But the real pressure needs to come from the public, he continued.
“…We need a nonprofit… and have a litigation fund of some king that we can give money to and use that as a basis for paying an attorney,” he said. “If we can get $10,000 in the bank, we can get a retainer and get an initial look at this.”
Dahlquist, a former state representative for the Enumclaw area, said she believes the strategy that will ultimately lead to success is financial pressure.
“[Rockwell and Minnich] are currently, extremely, overextended financially,” she said, though details of that were not discussed at the meeting. “Whatever we can do to force someone to spend money on an effort may actually push him to throw in the parts.”
Beyond legal challenges, one strategy brought up was to pressure local businesses, especially those that Garden House might have to hire if they’re found to be out on compliance with code of zoning, to not serve the LRA.
Dahlquist also said a group could organize a mail campaign to pressure residents of other areas where Minnich and Rockwell operate other businesses, like the home they rent out in Leavenworth, to not give them business.
Finally, she urged residents to attend and comment during Sex Offender Policy Board meeting and other agencies. She said the next meeting was March 23.
Dahlquist said the best way people can comment is to focus on community safety, rather than simply requesting this LRA be closed.
More information can be found at sgc.wa.gov/sex-offender-policy-board.

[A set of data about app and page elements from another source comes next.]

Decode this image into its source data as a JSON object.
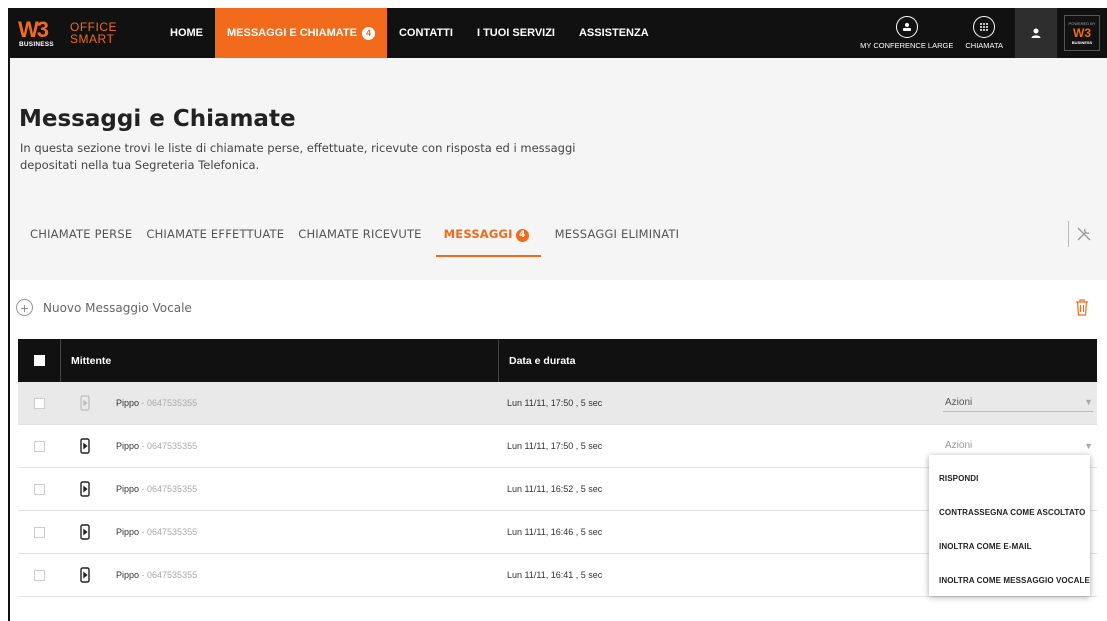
{
  "brand": {
    "logo_w3": "W3",
    "logo_business": "BUSINESS",
    "product_line1": "OFFICE",
    "product_line2": "SMART"
  },
  "nav": {
    "items": [
      {
        "label": "HOME"
      },
      {
        "label": "MESSAGGI E CHIAMATE",
        "badge": "4",
        "active": true
      },
      {
        "label": "CONTATTI"
      },
      {
        "label": "I TUOI SERVIZI"
      },
      {
        "label": "ASSISTENZA"
      }
    ]
  },
  "top_right": {
    "conference_label": "MY CONFERENCE LARGE",
    "call_label": "CHIAMATA",
    "powered_line1": "POWERED BY",
    "powered_logo": "W3",
    "powered_line3": "BUSINESS"
  },
  "header": {
    "title": "Messaggi e Chiamate",
    "description": "In questa sezione trovi le liste di chiamate perse, effettuate, ricevute con risposta ed i messaggi depositati nella tua Segreteria Telefonica."
  },
  "tabs": [
    {
      "label": "CHIAMATE PERSE"
    },
    {
      "label": "CHIAMATE EFFETTUATE"
    },
    {
      "label": "CHIAMATE RICEVUTE"
    },
    {
      "label": "MESSAGGI",
      "badge": "4",
      "active": true
    },
    {
      "label": "MESSAGGI ELIMINATI"
    }
  ],
  "actions": {
    "new_message_label": "Nuovo Messaggio Vocale"
  },
  "table": {
    "columns": [
      "Mittente",
      "Data e durata"
    ],
    "rows": [
      {
        "name": "Pippo",
        "number": " - 0647535355",
        "date": "Lun 11/11, 17:50 , 5 sec",
        "actions": "Azioni"
      },
      {
        "name": "Pippo",
        "number": " - 0647535355",
        "date": "Lun 11/11, 17:50 , 5 sec",
        "actions": "Azioni"
      },
      {
        "name": "Pippo",
        "number": " - 0647535355",
        "date": "Lun 11/11, 16:52 , 5 sec"
      },
      {
        "name": "Pippo",
        "number": " - 0647535355",
        "date": "Lun 11/11, 16:46 , 5 sec"
      },
      {
        "name": "Pippo",
        "number": " - 0647535355",
        "date": "Lun 11/11, 16:41 , 5 sec"
      }
    ]
  },
  "dropdown": {
    "items": [
      "RISPONDI",
      "CONTRASSEGNA COME ASCOLTATO",
      "INOLTRA COME E-MAIL",
      "INOLTRA COME MESSAGGIO VOCALE"
    ]
  },
  "colors": {
    "accent": "#f26a1b",
    "topbar": "#111111",
    "table_header": "#111111"
  }
}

To volunteer or offer services, you can request to join the private Save Our Children – Enumclaw Facebook page at facebook.com/groups/ 559352909410922.